### TASK TO CARRY OUT
The whole listing should be retyped exactly as it appears.

### MATERIAL FOR THE TASK

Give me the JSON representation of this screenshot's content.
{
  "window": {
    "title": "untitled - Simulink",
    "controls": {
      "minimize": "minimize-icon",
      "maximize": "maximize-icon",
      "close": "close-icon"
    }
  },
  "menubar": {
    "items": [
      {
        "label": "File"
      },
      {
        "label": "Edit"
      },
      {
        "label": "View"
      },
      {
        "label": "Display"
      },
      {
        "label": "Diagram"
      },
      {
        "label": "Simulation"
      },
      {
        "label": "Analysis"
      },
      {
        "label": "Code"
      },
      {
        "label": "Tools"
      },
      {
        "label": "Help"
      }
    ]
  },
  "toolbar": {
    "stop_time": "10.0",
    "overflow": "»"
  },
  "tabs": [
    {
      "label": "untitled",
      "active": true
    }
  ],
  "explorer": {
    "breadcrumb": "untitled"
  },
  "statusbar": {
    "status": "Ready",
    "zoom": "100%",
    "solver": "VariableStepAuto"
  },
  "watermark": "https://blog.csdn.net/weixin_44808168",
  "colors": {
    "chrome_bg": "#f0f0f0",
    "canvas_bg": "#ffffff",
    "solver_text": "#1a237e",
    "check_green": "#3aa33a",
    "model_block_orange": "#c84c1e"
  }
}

### YOUR SOLUTION
Give me the JSON representation of this screenshot's content.
{
  "window": {
    "title": "untitled - Simulink",
    "controls": {
      "minimize": "minimize-icon",
      "maximize": "maximize-icon",
      "close": "close-icon"
    }
  },
  "menubar": {
    "items": [
      {
        "label": "File"
      },
      {
        "label": "Edit"
      },
      {
        "label": "View"
      },
      {
        "label": "Display"
      },
      {
        "label": "Diagram"
      },
      {
        "label": "Simulation"
      },
      {
        "label": "Analysis"
      },
      {
        "label": "Code"
      },
      {
        "label": "Tools"
      },
      {
        "label": "Help"
      }
    ]
  },
  "toolbar": {
    "stop_time": "10.0",
    "overflow": "»"
  },
  "tabs": [
    {
      "label": "untitled",
      "active": true
    }
  ],
  "explorer": {
    "breadcrumb": "untitled"
  },
  "statusbar": {
    "status": "Ready",
    "zoom": "100%",
    "solver": "VariableStepAuto"
  },
  "watermark": "https://blog.csdn.net/weixin_44808168",
  "colors": {
    "chrome_bg": "#f0f0f0",
    "canvas_bg": "#ffffff",
    "solver_text": "#1a237e",
    "check_green": "#3aa33a",
    "model_block_orange": "#c84c1e"
  }
}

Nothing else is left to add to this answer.